American literature is full of first novels by famous novelists who never quite reached that peak again. Bruce Springsteen, for instance, is a songwriter, not a novelist, but he stumbled on a truth when he recalled that he wrote the songs for his first album, Greetings From Asbury Park, for himself and not with an audience in mind. “That only happens once,” he ruefully observed. From then on, an artist creates work geared toward an audience and also the money men who finance those works. It’s not the same. If a first novel makes the author famous, they lose their anonymity. Consider the lineup of novelists who probably did write their most famous work the first time out: Ernest Hemingway, The Sun Also Rises; Thomas Wolfe, Look Homeward, Angel; Norman Mailer, The Naked And The Dead; Ralph Ellison, Invisible Man and Frederick Exley, A Fan’s Notes, to name a few.
Harper Lee’s To Kill A Mockingbird makes the list. Published in 1960, the novel had good reviews and better sales, achieving even greater fame as a movie starring Gregory Peck as Atticus Finch, the sage attorney of little Maycomb, Alabama. Lee had lost her anonymity, too.
The novelist was born in 1926 to a prominent Alabama family. Her father, William, was a physician, a lawyer and a member of the state legislature. Lee was educated at local public schools and at both Huntingdon College and the University of Alabama. She left college without earning a degree and like countless young, ambitious people before her, Lee made a beeline to New York City to pursue a literary career. The young novelist would enjoy an improbable success. After years working as an airline reservation agent, Lee’s friends, in 1956, got together to build a fund that would allow her to quit her job and write full time. The gambit paid off. Armed with a literary agent, Lee sold her first novel, To Set A Watchman to a major publishing firm. Publication didn’t come easy. After feuding with her editor for several years, Lee finally delivered a manuscript, now titled To Kill A Mockingbird for publication. The rest is history. The novel won the 1961 Pulitzer Prize for fiction and the 1962 film version won three Academy Awards, including best actor (Peck) and best screenplay (Horton Foote).

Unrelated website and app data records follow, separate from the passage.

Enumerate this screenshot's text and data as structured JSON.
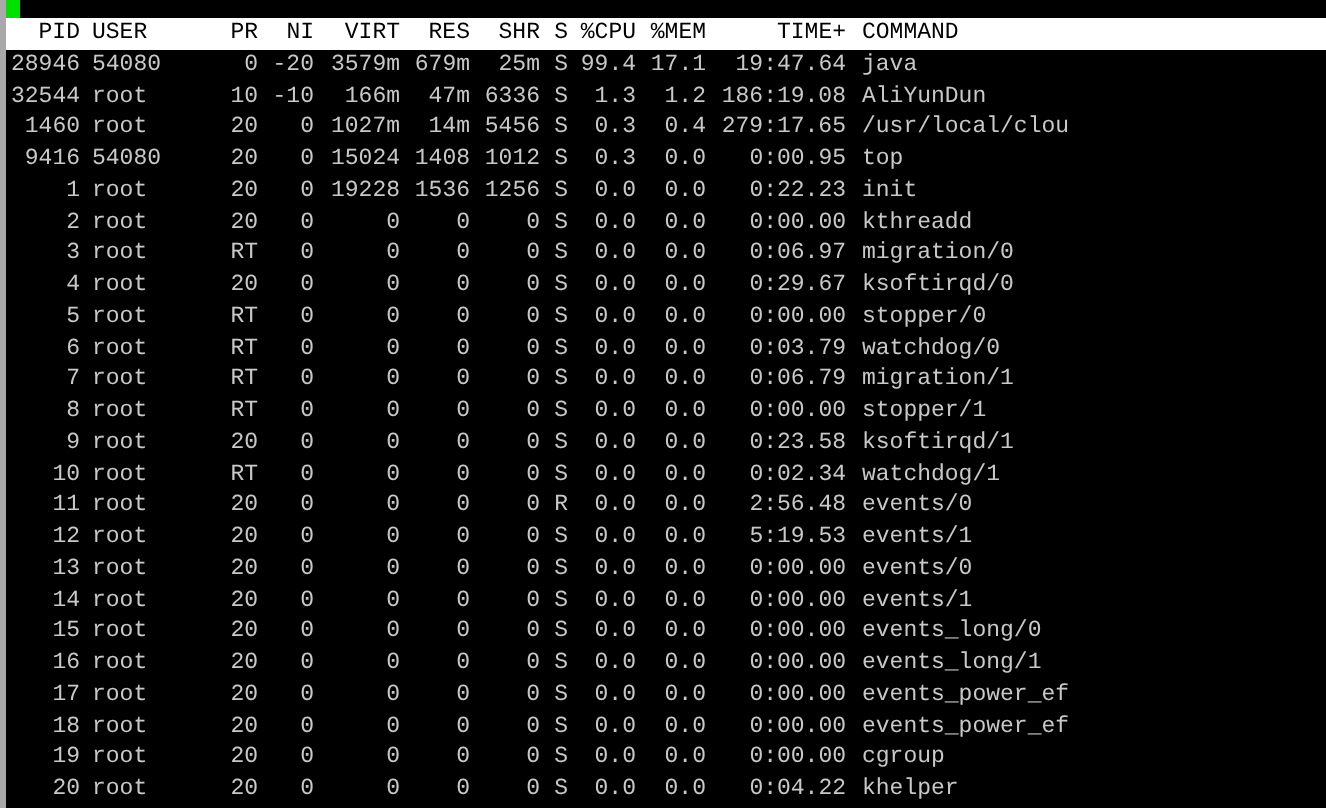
{
  "columns": [
    "PID",
    "USER",
    "PR",
    "NI",
    "VIRT",
    "RES",
    "SHR",
    "S",
    "%CPU",
    "%MEM",
    "TIME+",
    "COMMAND"
  ],
  "rows": [
    [
      "28946",
      "54080",
      "0",
      "-20",
      "3579m",
      "679m",
      "25m",
      "S",
      "99.4",
      "17.1",
      "19:47.64",
      "java"
    ],
    [
      "32544",
      "root",
      "10",
      "-10",
      "166m",
      "47m",
      "6336",
      "S",
      "1.3",
      "1.2",
      "186:19.08",
      "AliYunDun"
    ],
    [
      "1460",
      "root",
      "20",
      "0",
      "1027m",
      "14m",
      "5456",
      "S",
      "0.3",
      "0.4",
      "279:17.65",
      "/usr/local/clou"
    ],
    [
      "9416",
      "54080",
      "20",
      "0",
      "15024",
      "1408",
      "1012",
      "S",
      "0.3",
      "0.0",
      "0:00.95",
      "top"
    ],
    [
      "1",
      "root",
      "20",
      "0",
      "19228",
      "1536",
      "1256",
      "S",
      "0.0",
      "0.0",
      "0:22.23",
      "init"
    ],
    [
      "2",
      "root",
      "20",
      "0",
      "0",
      "0",
      "0",
      "S",
      "0.0",
      "0.0",
      "0:00.00",
      "kthreadd"
    ],
    [
      "3",
      "root",
      "RT",
      "0",
      "0",
      "0",
      "0",
      "S",
      "0.0",
      "0.0",
      "0:06.97",
      "migration/0"
    ],
    [
      "4",
      "root",
      "20",
      "0",
      "0",
      "0",
      "0",
      "S",
      "0.0",
      "0.0",
      "0:29.67",
      "ksoftirqd/0"
    ],
    [
      "5",
      "root",
      "RT",
      "0",
      "0",
      "0",
      "0",
      "S",
      "0.0",
      "0.0",
      "0:00.00",
      "stopper/0"
    ],
    [
      "6",
      "root",
      "RT",
      "0",
      "0",
      "0",
      "0",
      "S",
      "0.0",
      "0.0",
      "0:03.79",
      "watchdog/0"
    ],
    [
      "7",
      "root",
      "RT",
      "0",
      "0",
      "0",
      "0",
      "S",
      "0.0",
      "0.0",
      "0:06.79",
      "migration/1"
    ],
    [
      "8",
      "root",
      "RT",
      "0",
      "0",
      "0",
      "0",
      "S",
      "0.0",
      "0.0",
      "0:00.00",
      "stopper/1"
    ],
    [
      "9",
      "root",
      "20",
      "0",
      "0",
      "0",
      "0",
      "S",
      "0.0",
      "0.0",
      "0:23.58",
      "ksoftirqd/1"
    ],
    [
      "10",
      "root",
      "RT",
      "0",
      "0",
      "0",
      "0",
      "S",
      "0.0",
      "0.0",
      "0:02.34",
      "watchdog/1"
    ],
    [
      "11",
      "root",
      "20",
      "0",
      "0",
      "0",
      "0",
      "R",
      "0.0",
      "0.0",
      "2:56.48",
      "events/0"
    ],
    [
      "12",
      "root",
      "20",
      "0",
      "0",
      "0",
      "0",
      "S",
      "0.0",
      "0.0",
      "5:19.53",
      "events/1"
    ],
    [
      "13",
      "root",
      "20",
      "0",
      "0",
      "0",
      "0",
      "S",
      "0.0",
      "0.0",
      "0:00.00",
      "events/0"
    ],
    [
      "14",
      "root",
      "20",
      "0",
      "0",
      "0",
      "0",
      "S",
      "0.0",
      "0.0",
      "0:00.00",
      "events/1"
    ],
    [
      "15",
      "root",
      "20",
      "0",
      "0",
      "0",
      "0",
      "S",
      "0.0",
      "0.0",
      "0:00.00",
      "events_long/0"
    ],
    [
      "16",
      "root",
      "20",
      "0",
      "0",
      "0",
      "0",
      "S",
      "0.0",
      "0.0",
      "0:00.00",
      "events_long/1"
    ],
    [
      "17",
      "root",
      "20",
      "0",
      "0",
      "0",
      "0",
      "S",
      "0.0",
      "0.0",
      "0:00.00",
      "events_power_ef"
    ],
    [
      "18",
      "root",
      "20",
      "0",
      "0",
      "0",
      "0",
      "S",
      "0.0",
      "0.0",
      "0:00.00",
      "events_power_ef"
    ],
    [
      "19",
      "root",
      "20",
      "0",
      "0",
      "0",
      "0",
      "S",
      "0.0",
      "0.0",
      "0:00.00",
      "cgroup"
    ],
    [
      "20",
      "root",
      "20",
      "0",
      "0",
      "0",
      "0",
      "S",
      "0.0",
      "0.0",
      "0:04.22",
      "khelper"
    ]
  ]
}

Based on the trial experiences of her father and inspired, possibly, by the Scottsboro Boys case, the novel tells the story of Finch and his unsuccessful legal defense of a local black man, Tom Robinson, charged with sexual assault. Finch was portrayed as both a legal expert and a moral paragon. The film was released during the Kennedy Administration, when the country retained its old optimism over solving social inequities, including those posed by the civil rights movement.
The author and the movement had met. In New York, Lee valued her privacy, but she also enjoyed literary friendships, especially with Truman Capote, whom she assisted on the latter’s own best seller, In Cold Blood. Lee published rarely in the succeeding years, penning such innocuous pieces as “Love—In Other Words,” “Christmas To Me” and “When Children Discover America,” in such high-circulation magazines as Vogue and McCall’s. In 2007, Lee was awarded the Presidential Medal of Freedom by President George W. Bush. Three years later, President Barack Obama awarded the novelist the National Medal of Arts.
Late in his life, T.S. Eliot had long come to terms with the fact that he would never compose a poem as great as “The Wasteland” and so he settled for writing a string of plays with middle class themes. Lee, similarly, was content in knowing that she didn’t have another great novel in her. By the early 2000s, with many of her New York friends now passed or in increasingly failing health, Lee moved back to Monroeville, where she lived in an assisted nursing home. In 2011, she told an Australian reporter why she never published after the great success of her first novel: “Two reasons: one, I wouldn’t go through the pressure and publicity I went through with To Kill a Mockingbird for any amount of money. Second, I have said what I wanted to say, and I will not say it again.”
It was true enough. Lee’s prose narrative, as Capote might have described it, was “as clear as a country stream.” She had something to say and she said it well. In February 2016, Lee died in Monroeville at age 90.
Alas, controversy followed the novelist into her grave. A year before her death, Lee published Go Set A Watchman. The manuscript had preceded To Kill A Mockingbird. While the latter was set in the 1930s, the new novel was set in the 1950s. Scout, the fictional heroine of Mockingbird, is now living in New York City, starting a new life with a career and a boyfriend. When she comes home for a visit, she finds her father now portrayed as a combative attorney not willing to bend on the all-consuming segregation issue. A literary firestorm ensued over not just the novel, but whether the elderly Lee had her wits about when agreeing to publication. A state investigation answered in the affirmative, but doubts persist among friends and critics.
The novel came and went. To Kill A Mockingbird stands as Lee’s masterpiece, a beloved and readable novel of 281 pages, a tale of virtue and honor that has never stopped earning readers the world over.